According to Rousseau, the social contract is essential if man intends to survive. “ Such being the case, that original state cannot subsist any longer, and the human race would perish if it did not alter its mode of existence. ” (On the Social Contract, Book 1 Ch. 6) The concept of a social contract and the idea that it is used for preservation, and ultimately security of man is what makes these men relate to each other, but they have some very differing ideas and arrive at different conclusions so there is quite a selection of differences to choose from.
It can be argued whether their social contract is a literal contract or a hypothetical contract. One key difference between the three thinkers is their differential idea of what the state of nature is. Hobbe’s has a famous quote that defines man in a poor way. “
In such condition there is no place for industry, because the fruit thereof is uncertain; and consequently no culture of the earth; no navigation, nor use of the commodities that may be imported by sea; no commodious building; no instruments of moving and removing such things as require much force; no knowledge of the face of the earth; no account of time; no arts; no letters; no society; and which is worst of all continual fear, and danger of violent death; and the life of man, solitary, poor, brutish, and short,” (Leviathan, Ch. 13 s. 9) Also Hobbes declares “… that the nature of man, we find three principle causes of quarrel. First, competition; secondly, difference; thirdly, glory. ” (Leviathan, Ch. 13 s.
6) He also feels that unjusticeness is non-existant in mans natural state. “To this war of every man against every man, this is also consequent; that nothing can be unjust.. Where there is no common power, there is no law; where no law, no injustice. ” (Leviathan, Ch. 13 s. 13) Gathered from Leviathan, Hobbes views man’s natural conditions as bad, egoistic, and revolving around war.
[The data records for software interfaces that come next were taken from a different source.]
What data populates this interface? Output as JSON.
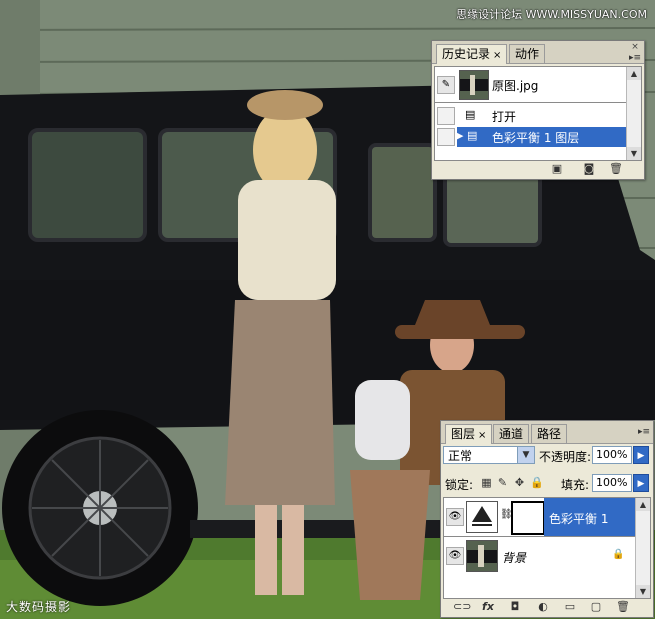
{
  "watermark": "思缘设计论坛 WWW.MISSYUAN.COM",
  "bottom_logo": "大数码摄影",
  "history_panel": {
    "tabs": [
      "历史记录",
      "动作"
    ],
    "snapshot_label": "原图.jpg",
    "items": [
      {
        "label": "打开",
        "selected": false
      },
      {
        "label": "色彩平衡 1 图层",
        "selected": true
      }
    ],
    "bottom_icons": [
      "new-document-from-state-icon",
      "snapshot-camera-icon",
      "trash-icon"
    ]
  },
  "layers_panel": {
    "tabs": [
      "图层",
      "通道",
      "路径"
    ],
    "blend_mode": "正常",
    "opacity_label": "不透明度:",
    "opacity_value": "100%",
    "lock_label": "锁定:",
    "fill_label": "填充:",
    "fill_value": "100%",
    "layers": [
      {
        "name": "色彩平衡 1",
        "selected": true,
        "type": "adjustment"
      },
      {
        "name": "背景",
        "selected": false,
        "type": "background",
        "locked": true
      }
    ],
    "bottom_icons": [
      "link-icon",
      "fx-icon",
      "mask-icon",
      "adjustment-icon",
      "folder-icon",
      "new-layer-icon",
      "trash-icon"
    ]
  },
  "colors": {
    "selection": "#316ac5",
    "panel_bg": "#ece9d8"
  }
}
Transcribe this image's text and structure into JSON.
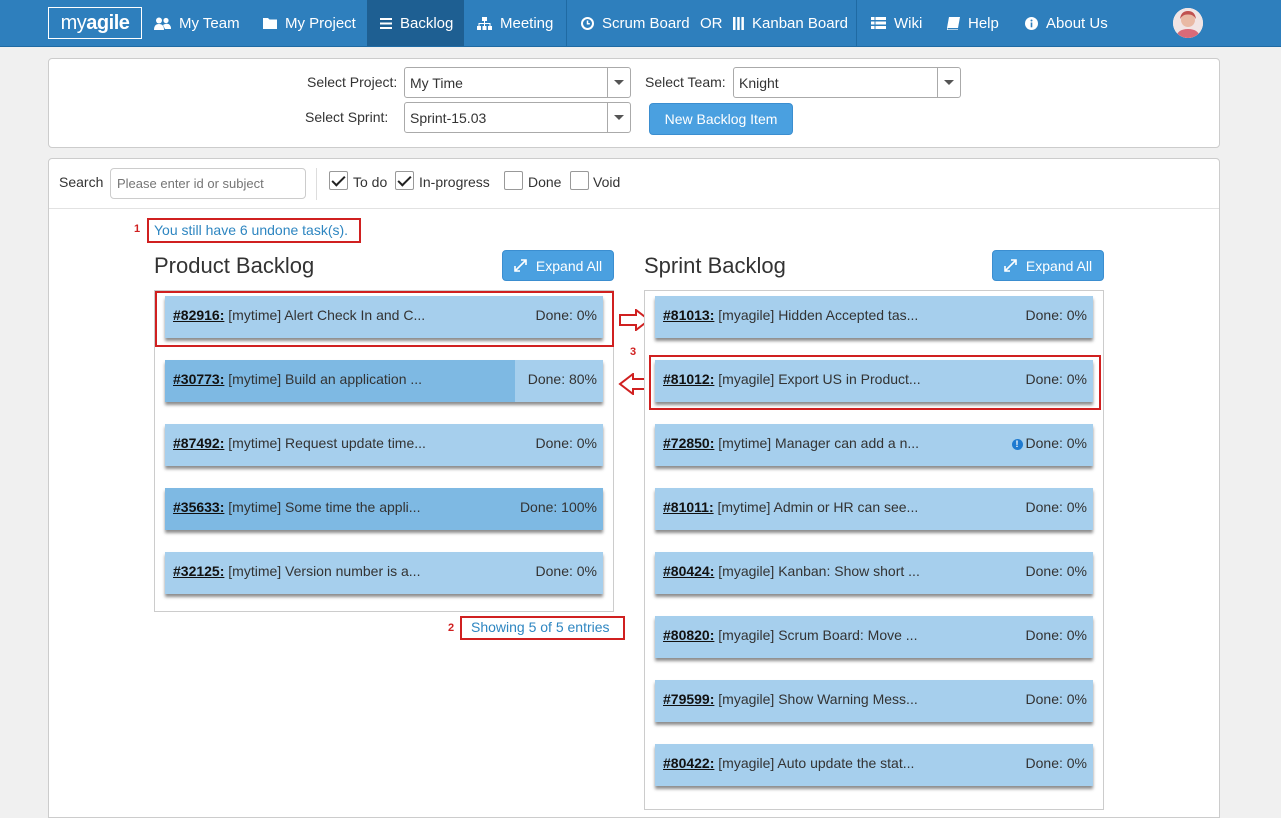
{
  "nav": {
    "brand_left": "my ",
    "brand_right": "agile",
    "my_team": "My Team",
    "my_project": "My Project",
    "backlog": "Backlog",
    "meeting": "Meeting",
    "scrum_board": "Scrum Board",
    "or": "OR",
    "kanban_board": "Kanban Board",
    "wiki": "Wiki",
    "help": "Help",
    "about_us": "About Us"
  },
  "filters": {
    "project_label": "Select Project:",
    "project_value": "My Time",
    "team_label": "Select Team:",
    "team_value": "Knight",
    "sprint_label": "Select Sprint:",
    "sprint_value": "Sprint-15.03",
    "new_item_button": "New Backlog Item"
  },
  "search": {
    "label": "Search",
    "placeholder": "Please enter id or subject",
    "statuses": [
      {
        "label": "To do",
        "checked": true
      },
      {
        "label": "In-progress",
        "checked": true
      },
      {
        "label": "Done",
        "checked": false
      },
      {
        "label": "Void",
        "checked": false
      }
    ]
  },
  "annotations": {
    "n1": "1",
    "n2": "2",
    "n3": "3"
  },
  "undone_message": "You still have 6 undone task(s).",
  "product_backlog": {
    "title": "Product Backlog",
    "expand_all": "Expand All",
    "showing": "Showing 5 of 5 entries",
    "items": [
      {
        "id": "#82916:",
        "subject": "[mytime] Alert Check In and C...",
        "done": "Done: 0%",
        "progress": 0
      },
      {
        "id": "#30773:",
        "subject": "[mytime] Build an application ...",
        "done": "Done: 80%",
        "progress": 80
      },
      {
        "id": "#87492:",
        "subject": "[mytime] Request update time...",
        "done": "Done: 0%",
        "progress": 0
      },
      {
        "id": "#35633:",
        "subject": "[mytime] Some time the appli...",
        "done": "Done: 100%",
        "progress": 100
      },
      {
        "id": "#32125:",
        "subject": "[mytime] Version number is a...",
        "done": "Done: 0%",
        "progress": 0
      }
    ]
  },
  "sprint_backlog": {
    "title": "Sprint Backlog",
    "expand_all": "Expand All",
    "items": [
      {
        "id": "#81013:",
        "subject": "[myagile] Hidden Accepted tas...",
        "done": "Done: 0%",
        "progress": 0
      },
      {
        "id": "#81012:",
        "subject": "[myagile] Export US in Product...",
        "done": "Done: 0%",
        "progress": 0
      },
      {
        "id": "#72850:",
        "subject": "[mytime] Manager can add a n...",
        "done": "Done: 0%",
        "progress": 0,
        "info": "!"
      },
      {
        "id": "#81011:",
        "subject": "[mytime] Admin or HR can see...",
        "done": "Done: 0%",
        "progress": 0
      },
      {
        "id": "#80424:",
        "subject": "[myagile] Kanban: Show short ...",
        "done": "Done: 0%",
        "progress": 0
      },
      {
        "id": "#80820:",
        "subject": "[myagile] Scrum Board: Move ...",
        "done": "Done: 0%",
        "progress": 0
      },
      {
        "id": "#79599:",
        "subject": "[myagile] Show Warning Mess...",
        "done": "Done: 0%",
        "progress": 0
      },
      {
        "id": "#80422:",
        "subject": "[myagile] Auto update the stat...",
        "done": "Done: 0%",
        "progress": 0
      }
    ]
  }
}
This is a particularly dark view of mankind. Locke feels that men are all in a natural state of freedom.
“… we must consider the state all men are naturally in, and that is, a state of perfect freedom to order their actions, and dispose of their possessions and persons, as they think fit within the bounds of nature, without asking to leave, or depending upon the will of any other man. ” (Second Treatise, Ch. 2 s. 4). Rousseau opens On the Social Contract with his famous quote “Man is born free, and everywhere he is in chains. ” (On the Social Contract, Book 1 Ch. 1).
This means that it is actually civilization that corrupted man and not his natural state. All three definitions of man’s natural state completely differ from one another, establishing that their ideas are completely differential. Personally, I find the social contract appealing in some way, and unappealing in others. In regards to man’s natural state I would have to agree with Hobbes Idea simply because from looking upon others, and myself as well, man has a tendency to be egoistic and their natural state is war.
One may look at corrupt government in modern society and it is plausible that the war that exists in these countries due to a corrupt government (or a non-existing government) is a product of mans natural state. The Social Contract is also appealing because the idea of security is absolutely essential in society because all man wants to feel safe in society- this is an absolutely plausible idea because it is evident in society that people indeed want security.
It seems like they desire security for all the reasons of which Hobbes, Locke and Rousseau describe. On the other hand, the men’s ideas of which types of governments would best suitable for governing man seems quite far fetched because a monarchy seems quite outdated. The idea of democracy is quite nice, but from what is evident in modern society as democracy seems to be twisted and ideal democracy seems far-fetched.